Just as I was starting to grow accustomed to Hong Kong, the time came for me to transition to my next location. Heading from one Asian metropolis to another, I scurried to the airport to catch my morning flight to Singapore.
Given its population, there were a surprising number of students at my university from Singapore, but other than my conversations with them, I have had virtually no interaction with this city-state. My impression is that Singapore is often depicted as the Southeast Asia wunderkind, complete with a bustling economy and immaculately clean city streets.
However, I had chosen a hostel near Boon Keng, located on the outskirts of Little India and “far away” from the normal tourist hangouts. (Far away in Singapore meaning maybe 20 minutes by subway.) The area was decidedly residential; buildings consisted largely of tidy, yet reasonably worn-out townhouses, certainly not the towering concrete capital I had expected. I liked it already.
After checking into my hostel, I tried to find the nearest hawker center. Whenever I asked around about things to do in Singapore, the ubiquitous answer was always to eat lots of local food.
Although not nearly the biggest or most famous, due to its location, this hawker center gave off a distinctly local feel, and I had the pleasure of being the only confused foreigner in sight. I opted to go for Hainanese Chicken Rice, essentially Singapore’s national dish. While normally boiled, the chicken can also be roasted which I choose for my first meal, not feeling too certain just yet about boiled chicken. (This hesitancy will disappear soon enough.) I was handed a heaping plate of rice cooked in chicken broth with a generous portion of crisp, roast chicken on top. I was initially surprised by the combination of warm rice with cool chicken (especially when topped with a bit of chili sauce.) However, every subsequent bite was honestly even better than the last, and I ended up devouring the plate in seconds. Alright, point taken. Singapore is definitely a place to feast.
Not wanting to leave just yet, I sought out a drink stand for a massive glass of watermelon juice and settled onto a table in the middle of the hawker center. I had just downloaded an electronic copy of China Rich Girlfriend, the sequel to the bestselling novel Crazy Rich Asians. I rarely read fiction, but as these books were conveniently set in Singapore and Hong Kong, I decided to make an exception.
Every once in a while, I would look up at my surroundings as the evening progressed and more locals filled the scene.
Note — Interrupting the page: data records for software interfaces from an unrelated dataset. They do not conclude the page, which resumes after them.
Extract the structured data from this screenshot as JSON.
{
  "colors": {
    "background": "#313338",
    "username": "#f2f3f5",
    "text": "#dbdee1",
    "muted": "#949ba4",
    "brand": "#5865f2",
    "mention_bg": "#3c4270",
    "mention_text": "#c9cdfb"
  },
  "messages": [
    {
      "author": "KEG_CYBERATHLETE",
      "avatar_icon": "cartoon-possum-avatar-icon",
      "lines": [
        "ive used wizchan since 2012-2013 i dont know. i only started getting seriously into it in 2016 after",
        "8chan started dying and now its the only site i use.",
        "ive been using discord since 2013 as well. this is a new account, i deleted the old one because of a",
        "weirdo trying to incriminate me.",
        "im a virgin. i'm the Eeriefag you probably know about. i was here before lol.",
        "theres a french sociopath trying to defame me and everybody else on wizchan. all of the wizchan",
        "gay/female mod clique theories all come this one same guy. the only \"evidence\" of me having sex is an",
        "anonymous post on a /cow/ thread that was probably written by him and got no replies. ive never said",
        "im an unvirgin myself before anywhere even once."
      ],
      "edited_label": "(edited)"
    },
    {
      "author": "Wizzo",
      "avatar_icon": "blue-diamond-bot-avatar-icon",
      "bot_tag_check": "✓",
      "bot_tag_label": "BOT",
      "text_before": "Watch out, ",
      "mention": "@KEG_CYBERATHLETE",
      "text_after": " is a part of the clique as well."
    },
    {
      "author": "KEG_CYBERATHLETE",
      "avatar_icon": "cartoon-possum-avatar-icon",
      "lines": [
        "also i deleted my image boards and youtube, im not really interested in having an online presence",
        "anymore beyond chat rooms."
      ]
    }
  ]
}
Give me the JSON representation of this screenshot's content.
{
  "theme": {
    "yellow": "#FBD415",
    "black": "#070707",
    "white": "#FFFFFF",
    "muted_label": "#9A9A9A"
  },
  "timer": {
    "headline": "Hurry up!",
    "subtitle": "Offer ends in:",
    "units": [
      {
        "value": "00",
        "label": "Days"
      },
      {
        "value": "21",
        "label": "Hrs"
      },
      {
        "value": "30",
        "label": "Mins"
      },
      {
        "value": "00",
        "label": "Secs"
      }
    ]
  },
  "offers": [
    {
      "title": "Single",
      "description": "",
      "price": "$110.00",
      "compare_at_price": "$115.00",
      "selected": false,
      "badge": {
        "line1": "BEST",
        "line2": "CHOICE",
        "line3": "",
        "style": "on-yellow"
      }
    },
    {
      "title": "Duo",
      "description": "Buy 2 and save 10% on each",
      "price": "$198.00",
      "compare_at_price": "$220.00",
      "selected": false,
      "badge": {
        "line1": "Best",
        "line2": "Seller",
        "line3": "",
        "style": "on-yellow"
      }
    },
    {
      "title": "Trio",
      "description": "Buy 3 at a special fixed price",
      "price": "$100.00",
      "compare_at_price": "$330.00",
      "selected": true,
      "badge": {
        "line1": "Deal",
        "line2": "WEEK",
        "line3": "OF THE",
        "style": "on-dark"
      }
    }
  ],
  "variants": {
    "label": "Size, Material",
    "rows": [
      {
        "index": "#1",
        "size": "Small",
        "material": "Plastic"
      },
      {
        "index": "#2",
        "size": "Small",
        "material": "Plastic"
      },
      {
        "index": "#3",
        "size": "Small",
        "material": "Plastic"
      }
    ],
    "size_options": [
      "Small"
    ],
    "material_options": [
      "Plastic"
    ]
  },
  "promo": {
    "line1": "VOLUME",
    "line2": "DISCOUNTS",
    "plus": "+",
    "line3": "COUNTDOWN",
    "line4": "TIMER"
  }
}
Following the end of a workday, crowds of smartly dressed people streamed in, indicating that despite its strikingly humble atmosphere, the hawker center apparently appealed to all types. My ears also filled with a melee of voices, as all four of Singapore’s official languages made themselves heard.
The first evening in a complete new place is by far my favorite moment while traveling As INSERT QUOTE ABOUT BEING ALONE OR BEING IN A NEW PLACE HERE
I finished my novel and strode back to my hostel, my mind still teetering on the blurred line between fact and fiction. Singapore, I am still not quite sure what to expect of you, but I do look forward to making my own stories in the coming week.
18 June 2015
1: Not only are hawker centers excellent venues to try the local food, they are incredibly affordable. In infamously pricey Singapore, most stalls offer entrees for around $3-5 USD, with an extra $1-2 for a drink. (I highly recommend getting a fresh-pressed juice to go with your meal.)